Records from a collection
+ + + + +

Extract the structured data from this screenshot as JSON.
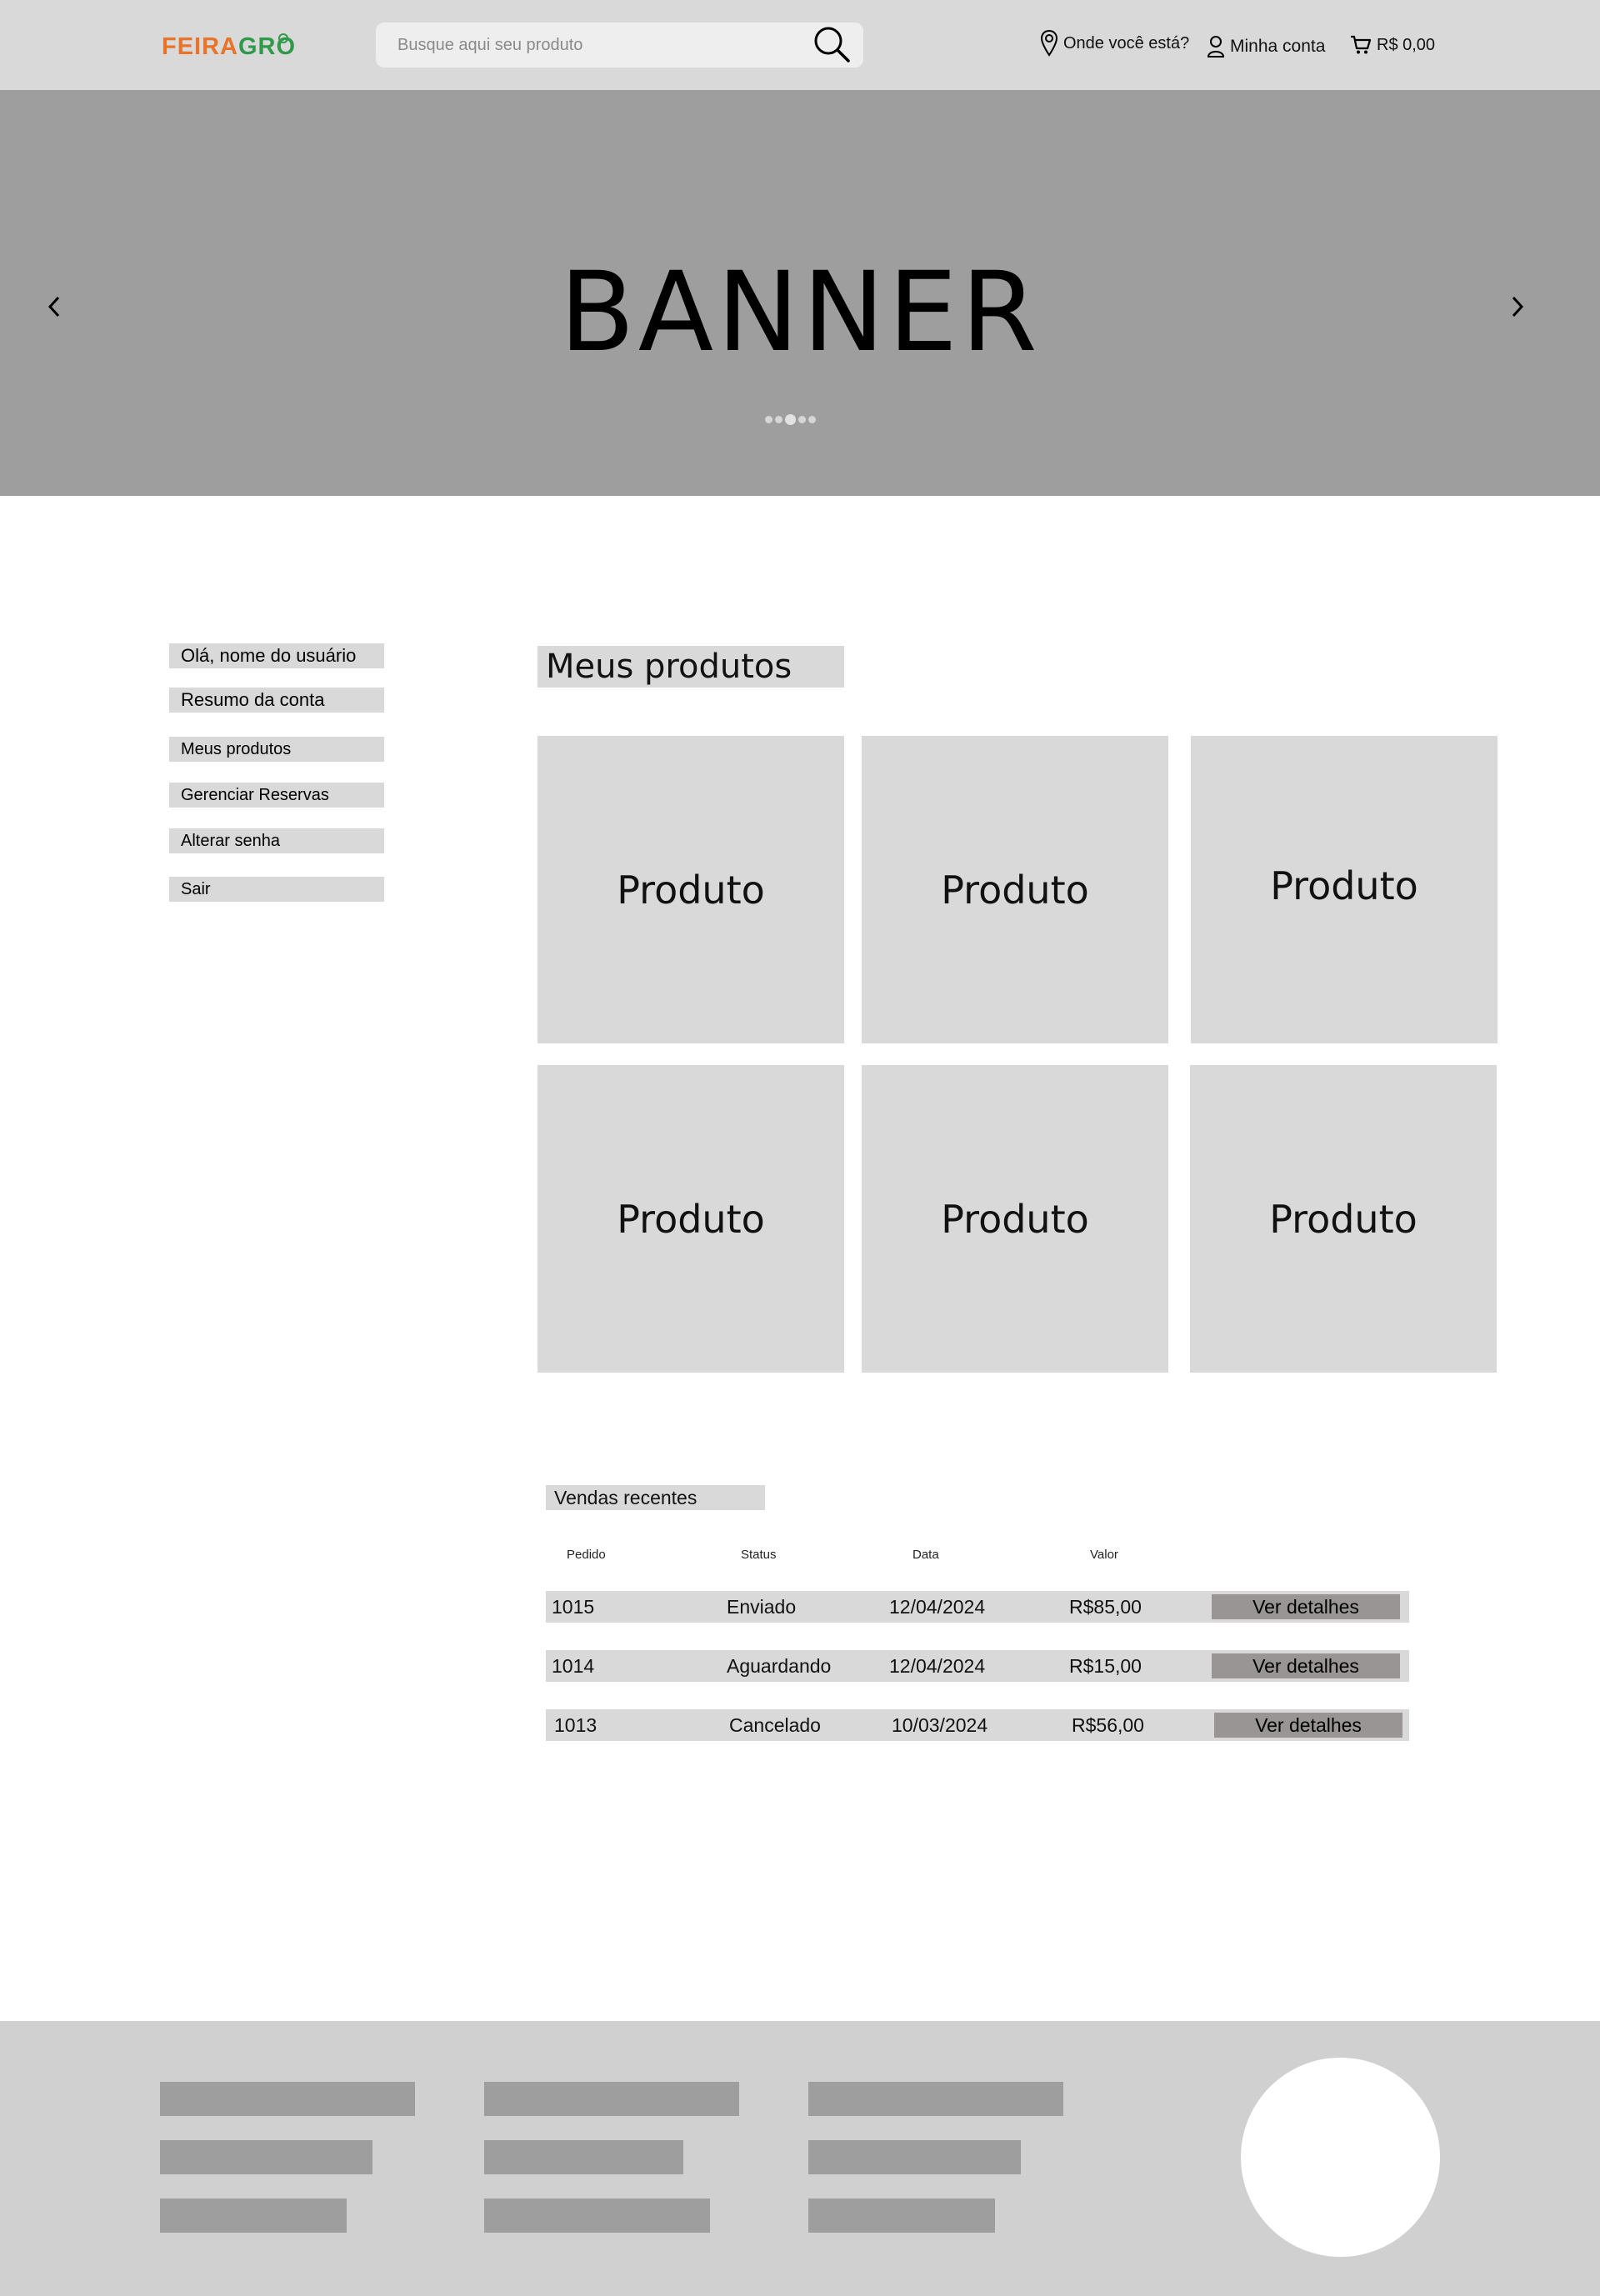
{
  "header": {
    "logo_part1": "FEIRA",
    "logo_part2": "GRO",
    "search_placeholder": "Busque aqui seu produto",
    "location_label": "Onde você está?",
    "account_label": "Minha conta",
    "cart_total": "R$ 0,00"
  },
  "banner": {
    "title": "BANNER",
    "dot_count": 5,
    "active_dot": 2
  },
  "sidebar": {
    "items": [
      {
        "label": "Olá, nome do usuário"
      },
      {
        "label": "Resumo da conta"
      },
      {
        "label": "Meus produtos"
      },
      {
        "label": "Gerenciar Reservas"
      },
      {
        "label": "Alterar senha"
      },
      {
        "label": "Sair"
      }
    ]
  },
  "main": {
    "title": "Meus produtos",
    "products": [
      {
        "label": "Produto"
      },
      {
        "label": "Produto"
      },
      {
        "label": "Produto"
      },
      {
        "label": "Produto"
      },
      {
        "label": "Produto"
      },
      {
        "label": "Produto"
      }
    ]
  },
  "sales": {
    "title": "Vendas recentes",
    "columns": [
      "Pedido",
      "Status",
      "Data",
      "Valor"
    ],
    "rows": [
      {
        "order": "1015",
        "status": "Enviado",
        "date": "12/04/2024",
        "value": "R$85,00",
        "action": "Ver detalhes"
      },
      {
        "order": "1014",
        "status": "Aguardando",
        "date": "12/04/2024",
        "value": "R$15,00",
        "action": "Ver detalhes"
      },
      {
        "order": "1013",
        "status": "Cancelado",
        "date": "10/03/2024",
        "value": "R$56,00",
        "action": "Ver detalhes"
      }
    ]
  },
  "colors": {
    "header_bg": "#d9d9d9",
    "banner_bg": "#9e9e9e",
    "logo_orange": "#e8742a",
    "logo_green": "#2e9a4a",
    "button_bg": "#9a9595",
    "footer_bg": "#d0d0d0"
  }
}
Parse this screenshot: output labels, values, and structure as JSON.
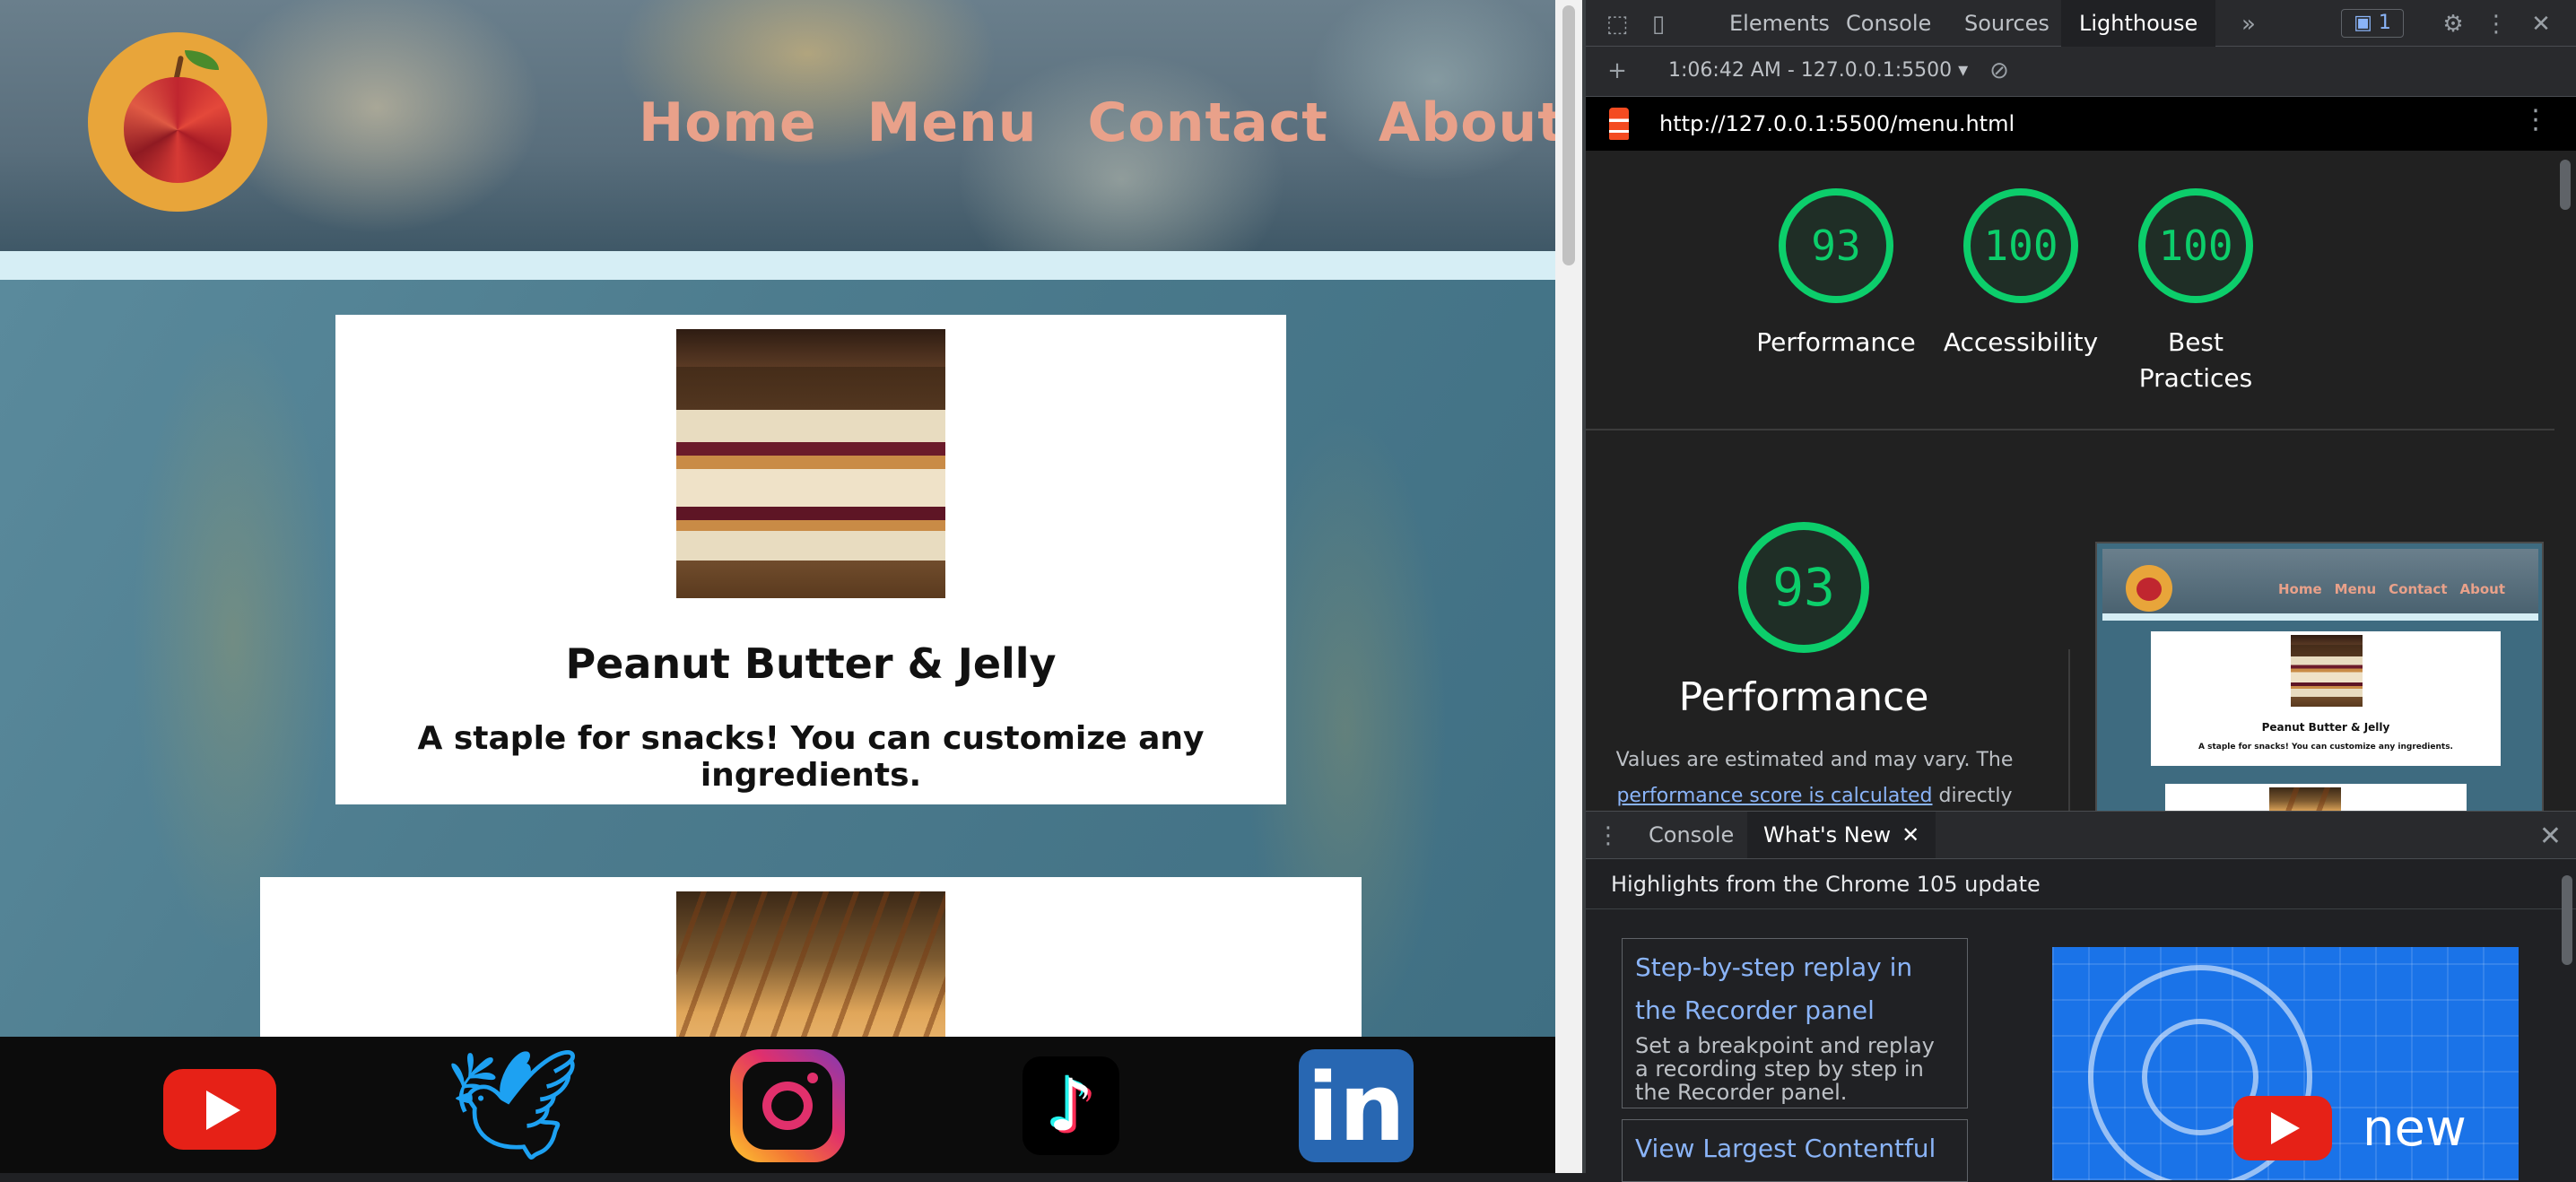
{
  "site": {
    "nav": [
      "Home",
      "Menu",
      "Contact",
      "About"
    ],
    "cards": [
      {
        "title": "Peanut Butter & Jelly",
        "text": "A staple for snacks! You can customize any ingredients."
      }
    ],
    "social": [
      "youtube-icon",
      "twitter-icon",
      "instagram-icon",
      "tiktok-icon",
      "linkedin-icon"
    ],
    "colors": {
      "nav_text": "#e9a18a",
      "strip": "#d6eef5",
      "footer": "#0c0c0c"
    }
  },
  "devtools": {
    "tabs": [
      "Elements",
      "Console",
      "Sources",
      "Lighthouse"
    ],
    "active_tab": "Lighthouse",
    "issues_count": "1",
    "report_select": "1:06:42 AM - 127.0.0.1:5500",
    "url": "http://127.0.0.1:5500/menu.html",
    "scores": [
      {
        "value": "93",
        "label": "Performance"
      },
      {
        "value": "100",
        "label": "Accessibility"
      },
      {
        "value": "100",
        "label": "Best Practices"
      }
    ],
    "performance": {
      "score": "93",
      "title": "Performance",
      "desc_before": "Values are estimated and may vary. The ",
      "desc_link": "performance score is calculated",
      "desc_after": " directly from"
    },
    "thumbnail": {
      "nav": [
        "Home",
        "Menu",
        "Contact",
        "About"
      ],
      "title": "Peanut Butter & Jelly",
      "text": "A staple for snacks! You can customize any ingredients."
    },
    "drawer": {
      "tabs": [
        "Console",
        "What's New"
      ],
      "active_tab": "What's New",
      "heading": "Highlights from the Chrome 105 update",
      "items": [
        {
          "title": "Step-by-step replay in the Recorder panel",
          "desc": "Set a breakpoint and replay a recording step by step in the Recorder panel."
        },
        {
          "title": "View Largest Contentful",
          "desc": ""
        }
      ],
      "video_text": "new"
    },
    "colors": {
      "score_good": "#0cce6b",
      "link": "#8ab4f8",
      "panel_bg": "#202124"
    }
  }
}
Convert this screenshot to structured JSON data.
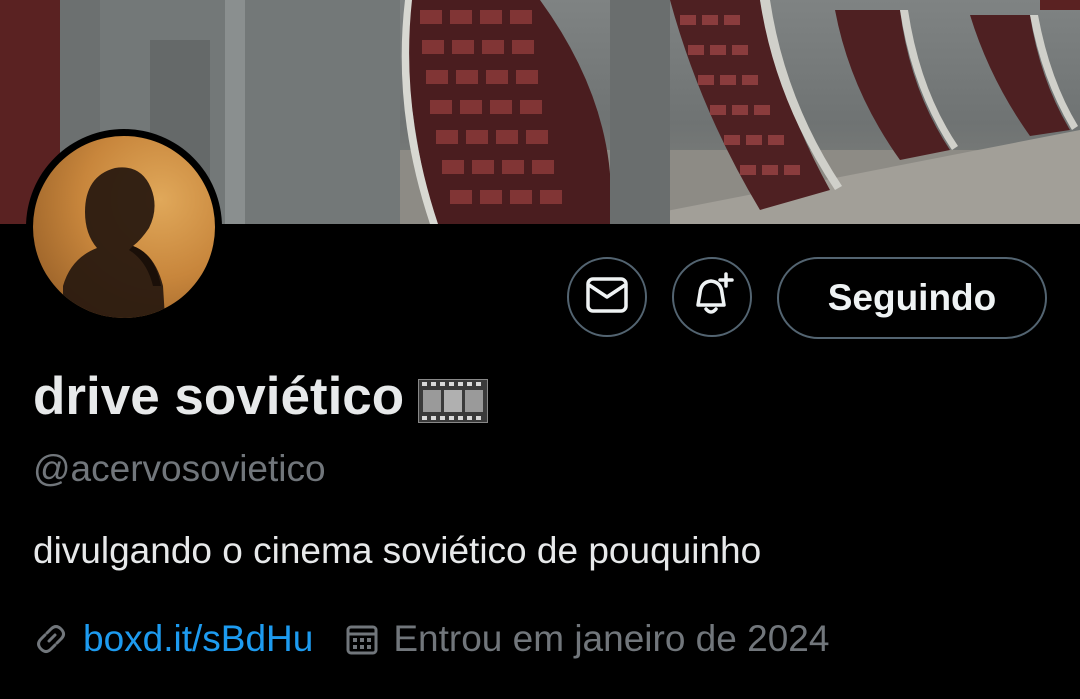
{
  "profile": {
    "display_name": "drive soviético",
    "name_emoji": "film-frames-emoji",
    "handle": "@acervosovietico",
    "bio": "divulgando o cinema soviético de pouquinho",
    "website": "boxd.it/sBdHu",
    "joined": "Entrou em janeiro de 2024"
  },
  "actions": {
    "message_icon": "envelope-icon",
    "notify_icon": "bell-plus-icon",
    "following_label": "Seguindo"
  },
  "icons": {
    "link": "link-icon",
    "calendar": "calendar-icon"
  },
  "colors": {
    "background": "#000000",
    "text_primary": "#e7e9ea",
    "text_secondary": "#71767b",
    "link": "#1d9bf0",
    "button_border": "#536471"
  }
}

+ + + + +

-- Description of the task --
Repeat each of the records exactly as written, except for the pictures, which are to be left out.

-- Result of this exercise --
Extract the structured data from this screenshot as JSON.
{
  "header": {
    "logo_part1": "FEIRA",
    "logo_part2": "GRO",
    "search_placeholder": "Busque aqui seu produto",
    "location_label": "Onde você está?",
    "account_label": "Minha conta",
    "cart_total": "R$ 0,00"
  },
  "banner": {
    "title": "BANNER",
    "dot_count": 5,
    "active_dot": 2
  },
  "sidebar": {
    "items": [
      {
        "label": "Olá, nome do usuário"
      },
      {
        "label": "Resumo da conta"
      },
      {
        "label": "Meus produtos"
      },
      {
        "label": "Gerenciar Reservas"
      },
      {
        "label": "Alterar senha"
      },
      {
        "label": "Sair"
      }
    ]
  },
  "main": {
    "title": "Meus produtos",
    "products": [
      {
        "label": "Produto"
      },
      {
        "label": "Produto"
      },
      {
        "label": "Produto"
      },
      {
        "label": "Produto"
      },
      {
        "label": "Produto"
      },
      {
        "label": "Produto"
      }
    ]
  },
  "sales": {
    "title": "Vendas recentes",
    "columns": [
      "Pedido",
      "Status",
      "Data",
      "Valor"
    ],
    "rows": [
      {
        "order": "1015",
        "status": "Enviado",
        "date": "12/04/2024",
        "value": "R$85,00",
        "action": "Ver detalhes"
      },
      {
        "order": "1014",
        "status": "Aguardando",
        "date": "12/04/2024",
        "value": "R$15,00",
        "action": "Ver detalhes"
      },
      {
        "order": "1013",
        "status": "Cancelado",
        "date": "10/03/2024",
        "value": "R$56,00",
        "action": "Ver detalhes"
      }
    ]
  },
  "colors": {
    "header_bg": "#d9d9d9",
    "banner_bg": "#9e9e9e",
    "logo_orange": "#e8742a",
    "logo_green": "#2e9a4a",
    "button_bg": "#9a9595",
    "footer_bg": "#d0d0d0"
  }
}
Parse this screenshot: output labels, values, and structure as JSON.
{
  "site": {
    "nav": [
      "Home",
      "Menu",
      "Contact",
      "About"
    ],
    "cards": [
      {
        "title": "Peanut Butter & Jelly",
        "text": "A staple for snacks! You can customize any ingredients."
      }
    ],
    "social": [
      "youtube-icon",
      "twitter-icon",
      "instagram-icon",
      "tiktok-icon",
      "linkedin-icon"
    ],
    "colors": {
      "nav_text": "#e9a18a",
      "strip": "#d6eef5",
      "footer": "#0c0c0c"
    }
  },
  "devtools": {
    "tabs": [
      "Elements",
      "Console",
      "Sources",
      "Lighthouse"
    ],
    "active_tab": "Lighthouse",
    "issues_count": "1",
    "report_select": "1:06:42 AM - 127.0.0.1:5500",
    "url": "http://127.0.0.1:5500/menu.html",
    "scores": [
      {
        "value": "93",
        "label": "Performance"
      },
      {
        "value": "100",
        "label": "Accessibility"
      },
      {
        "value": "100",
        "label": "Best Practices"
      }
    ],
    "performance": {
      "score": "93",
      "title": "Performance",
      "desc_before": "Values are estimated and may vary. The ",
      "desc_link": "performance score is calculated",
      "desc_after": " directly from"
    },
    "thumbnail": {
      "nav": [
        "Home",
        "Menu",
        "Contact",
        "About"
      ],
      "title": "Peanut Butter & Jelly",
      "text": "A staple for snacks! You can customize any ingredients."
    },
    "drawer": {
      "tabs": [
        "Console",
        "What's New"
      ],
      "active_tab": "What's New",
      "heading": "Highlights from the Chrome 105 update",
      "items": [
        {
          "title": "Step-by-step replay in the Recorder panel",
          "desc": "Set a breakpoint and replay a recording step by step in the Recorder panel."
        },
        {
          "title": "View Largest Contentful",
          "desc": ""
        }
      ],
      "video_text": "new"
    },
    "colors": {
      "score_good": "#0cce6b",
      "link": "#8ab4f8",
      "panel_bg": "#202124"
    }
  }
}
Convert this screenshot to structured JSON data.
{
  "profile": {
    "display_name": "drive soviético",
    "name_emoji": "film-frames-emoji",
    "handle": "@acervosovietico",
    "bio": "divulgando o cinema soviético de pouquinho",
    "website": "boxd.it/sBdHu",
    "joined": "Entrou em janeiro de 2024"
  },
  "actions": {
    "message_icon": "envelope-icon",
    "notify_icon": "bell-plus-icon",
    "following_label": "Seguindo"
  },
  "icons": {
    "link": "link-icon",
    "calendar": "calendar-icon"
  },
  "colors": {
    "background": "#000000",
    "text_primary": "#e7e9ea",
    "text_secondary": "#71767b",
    "link": "#1d9bf0",
    "button_border": "#536471"
  }
}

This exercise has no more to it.